For the bottom curtains that were strung onto the toothpicks in all the above examples, I did fold it in on each side and sew it to hem it – again, because of the type of lace I used and how easily it would fray. But the top short curtains are just ribbons cut to size and taped, no sewing used or needed.

Which brings me to a final point – picking the fabric or lace and ribbons to use. I don’t have a huge collection of such items, my sewing until this past year of creating for my Littles has mostly involved making curtains for my full-size house and some other simple, straight edged items such as pillow cases and table cloths and runners. I’ve never sewn clothes of any sort and while I have spent years scrapbooking and so have lots of paper craft odds and ends, my sewing collection is not very extensive. But I’ve had lots of fun shopping for it! I kept my eyes open for lace that could work just as it was for cafe curtains or valances above windows. And ribbons – oh so useful! I’m rather picky about patterns being the right size and fitting into my Littles’ world properly, so that has often been the hardest part, especially for fabrics. I hunted and hunted for a sheer fabric that could work as ‘sheers’. It was also tricky in that I was buying new items but didn’t need tons of fabric and a few stores would not sell me fabric in swatches smaller than a meter. This is where I wish I lived in a country that had more and better second hand/ thrift shops, it’s just not part of Hungarian culture. My advice is to keep your eyes open and start building that collection of ribbons and fabric bits and pieces. Here are a few of my favorite finds, to inspire you. I’d love to see some of your window treatments! What have you done to attach your curtains? They add so much to a room, often so simply. Happy creating and decorating!

Chocolate Rabbit's Beechwood Hall · House Remodels

A Space for Family Gatherings

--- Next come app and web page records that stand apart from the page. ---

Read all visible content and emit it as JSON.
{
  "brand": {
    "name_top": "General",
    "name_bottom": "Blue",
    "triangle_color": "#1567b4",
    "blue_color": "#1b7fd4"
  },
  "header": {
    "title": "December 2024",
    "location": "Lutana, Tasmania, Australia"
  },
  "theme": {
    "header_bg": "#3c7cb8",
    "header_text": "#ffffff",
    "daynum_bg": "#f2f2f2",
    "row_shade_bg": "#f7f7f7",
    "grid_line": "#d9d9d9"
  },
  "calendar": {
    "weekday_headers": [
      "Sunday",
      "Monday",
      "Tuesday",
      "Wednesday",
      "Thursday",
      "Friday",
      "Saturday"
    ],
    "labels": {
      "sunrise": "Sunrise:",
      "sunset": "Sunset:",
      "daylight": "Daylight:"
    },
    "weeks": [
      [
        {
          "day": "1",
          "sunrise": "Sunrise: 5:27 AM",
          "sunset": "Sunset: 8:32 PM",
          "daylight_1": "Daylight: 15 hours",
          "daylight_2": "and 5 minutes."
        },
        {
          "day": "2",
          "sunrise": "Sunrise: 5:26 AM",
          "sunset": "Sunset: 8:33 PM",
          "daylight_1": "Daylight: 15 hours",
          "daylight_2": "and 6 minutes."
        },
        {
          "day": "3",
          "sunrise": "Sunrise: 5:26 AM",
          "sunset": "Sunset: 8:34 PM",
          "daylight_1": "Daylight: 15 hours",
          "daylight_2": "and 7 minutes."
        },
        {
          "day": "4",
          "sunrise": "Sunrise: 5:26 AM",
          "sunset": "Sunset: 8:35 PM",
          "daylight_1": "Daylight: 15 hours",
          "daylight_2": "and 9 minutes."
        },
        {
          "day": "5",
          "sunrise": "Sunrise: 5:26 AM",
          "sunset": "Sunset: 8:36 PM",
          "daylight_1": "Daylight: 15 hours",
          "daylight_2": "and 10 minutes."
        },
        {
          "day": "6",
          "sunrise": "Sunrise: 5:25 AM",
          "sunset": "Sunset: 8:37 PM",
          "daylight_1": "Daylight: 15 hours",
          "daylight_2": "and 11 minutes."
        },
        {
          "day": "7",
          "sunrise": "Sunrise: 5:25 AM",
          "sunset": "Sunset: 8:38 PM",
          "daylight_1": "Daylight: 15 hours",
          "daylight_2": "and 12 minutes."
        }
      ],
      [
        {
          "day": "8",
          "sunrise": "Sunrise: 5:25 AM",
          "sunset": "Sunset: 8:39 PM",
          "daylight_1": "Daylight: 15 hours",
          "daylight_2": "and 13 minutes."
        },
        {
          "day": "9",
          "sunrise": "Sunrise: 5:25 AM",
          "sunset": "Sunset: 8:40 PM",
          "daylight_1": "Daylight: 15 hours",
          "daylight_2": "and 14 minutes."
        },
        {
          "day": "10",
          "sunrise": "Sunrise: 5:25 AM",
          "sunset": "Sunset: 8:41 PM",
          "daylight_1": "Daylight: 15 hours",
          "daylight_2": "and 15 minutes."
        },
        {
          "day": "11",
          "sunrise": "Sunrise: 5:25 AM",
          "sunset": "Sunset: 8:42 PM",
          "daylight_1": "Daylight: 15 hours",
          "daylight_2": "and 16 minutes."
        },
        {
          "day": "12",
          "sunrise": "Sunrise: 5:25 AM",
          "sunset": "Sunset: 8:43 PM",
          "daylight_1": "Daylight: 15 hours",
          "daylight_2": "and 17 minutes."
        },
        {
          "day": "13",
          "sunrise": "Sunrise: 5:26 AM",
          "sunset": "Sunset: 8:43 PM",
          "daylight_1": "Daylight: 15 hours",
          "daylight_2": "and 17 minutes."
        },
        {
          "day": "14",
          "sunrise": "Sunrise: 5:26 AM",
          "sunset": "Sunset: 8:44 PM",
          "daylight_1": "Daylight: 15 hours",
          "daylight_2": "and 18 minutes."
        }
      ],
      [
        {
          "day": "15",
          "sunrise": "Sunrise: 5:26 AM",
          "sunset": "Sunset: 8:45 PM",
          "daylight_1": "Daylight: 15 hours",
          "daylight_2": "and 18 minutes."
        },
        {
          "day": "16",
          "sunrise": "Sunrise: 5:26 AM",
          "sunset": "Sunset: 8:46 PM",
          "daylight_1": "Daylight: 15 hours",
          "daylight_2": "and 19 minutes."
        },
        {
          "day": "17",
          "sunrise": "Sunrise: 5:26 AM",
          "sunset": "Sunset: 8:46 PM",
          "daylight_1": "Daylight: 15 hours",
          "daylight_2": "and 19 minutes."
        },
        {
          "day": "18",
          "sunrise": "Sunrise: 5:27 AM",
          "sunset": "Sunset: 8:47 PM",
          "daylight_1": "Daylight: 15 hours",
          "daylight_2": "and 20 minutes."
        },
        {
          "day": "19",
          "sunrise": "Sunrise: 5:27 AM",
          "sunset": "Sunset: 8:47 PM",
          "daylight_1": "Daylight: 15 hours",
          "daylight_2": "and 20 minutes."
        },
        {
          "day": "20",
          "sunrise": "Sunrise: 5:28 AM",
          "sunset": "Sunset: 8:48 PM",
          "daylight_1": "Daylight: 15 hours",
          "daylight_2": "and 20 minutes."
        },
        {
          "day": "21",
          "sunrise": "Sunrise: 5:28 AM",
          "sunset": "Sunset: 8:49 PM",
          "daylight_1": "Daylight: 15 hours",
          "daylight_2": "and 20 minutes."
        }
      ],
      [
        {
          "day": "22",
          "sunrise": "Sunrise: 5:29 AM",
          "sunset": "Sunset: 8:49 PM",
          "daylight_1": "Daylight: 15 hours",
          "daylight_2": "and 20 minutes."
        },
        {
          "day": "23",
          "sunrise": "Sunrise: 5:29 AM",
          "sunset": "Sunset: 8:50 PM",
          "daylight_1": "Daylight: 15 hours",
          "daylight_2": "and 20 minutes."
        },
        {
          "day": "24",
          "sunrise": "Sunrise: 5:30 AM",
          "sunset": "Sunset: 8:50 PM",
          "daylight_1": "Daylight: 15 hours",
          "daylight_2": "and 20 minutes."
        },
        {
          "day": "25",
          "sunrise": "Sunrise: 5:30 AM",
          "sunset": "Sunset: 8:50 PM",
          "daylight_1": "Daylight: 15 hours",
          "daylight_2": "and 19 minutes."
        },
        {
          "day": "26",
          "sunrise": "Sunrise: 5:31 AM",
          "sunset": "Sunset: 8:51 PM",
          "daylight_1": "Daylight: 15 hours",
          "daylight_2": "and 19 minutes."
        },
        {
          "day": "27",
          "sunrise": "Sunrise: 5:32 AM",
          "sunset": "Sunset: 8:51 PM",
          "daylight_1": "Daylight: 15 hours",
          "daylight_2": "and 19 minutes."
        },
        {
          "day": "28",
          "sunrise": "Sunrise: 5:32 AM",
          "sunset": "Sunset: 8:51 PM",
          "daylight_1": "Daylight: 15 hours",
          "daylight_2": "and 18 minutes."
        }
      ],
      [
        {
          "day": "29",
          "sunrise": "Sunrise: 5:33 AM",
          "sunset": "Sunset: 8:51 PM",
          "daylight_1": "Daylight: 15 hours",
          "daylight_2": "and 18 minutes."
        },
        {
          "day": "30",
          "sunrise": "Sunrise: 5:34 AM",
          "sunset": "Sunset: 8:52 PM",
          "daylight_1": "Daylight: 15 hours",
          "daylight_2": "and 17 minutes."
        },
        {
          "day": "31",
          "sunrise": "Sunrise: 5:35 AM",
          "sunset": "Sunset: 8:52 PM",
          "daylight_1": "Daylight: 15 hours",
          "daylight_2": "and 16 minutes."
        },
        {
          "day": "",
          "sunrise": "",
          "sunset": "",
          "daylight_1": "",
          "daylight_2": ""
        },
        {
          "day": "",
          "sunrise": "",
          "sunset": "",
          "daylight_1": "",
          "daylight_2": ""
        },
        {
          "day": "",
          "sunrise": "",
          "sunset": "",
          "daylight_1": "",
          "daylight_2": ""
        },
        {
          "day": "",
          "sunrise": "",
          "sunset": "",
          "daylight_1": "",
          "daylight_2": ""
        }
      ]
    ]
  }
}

Continuing our tour of the Chocolate Rabbit home, Beechwood Hall, we move directly below Coco and Freya’s bedroom to the largest room in the house. I debated, and this was almost the kitchen, but settled on it being the family Living Room. I chose the furnishing layout first, and thus also the color pallet, as I aimed to work with the colors on the couch and chair set. I have a large collection of scrap booking paper and it has so far served me well in wall-papering my Sylvanian homes.

I think the finished room came out well. I love the curved windows, and it’s also Frasier Chocolate’s favorite afternoon spot, when the sun streams in just so.

A bit about some of the additions to this room. The bottom curtains are strung onto toothpicks with beads glued to the ends. The top ‘blinds’ are bits cut off a bamboo place-mat. The two smaller house plants are glued into beads. And the collection of family photos on the wall are all cut out of catalogs that came with various sets, and inserted into jewellery making parts from a craft store with double-sided tape keeping them in place. I hang most decorative bits with sticky tack, and also use minuscule bits of it to keep some nick-knacks in place.

The family enjoy having a room for gathering and fun events with friends. The Chocolate and Buckley children recently had a fun movie night. Their dads had not planned to intrude, but when they realized the movie chosen, and that there was popcorn and pizza, well….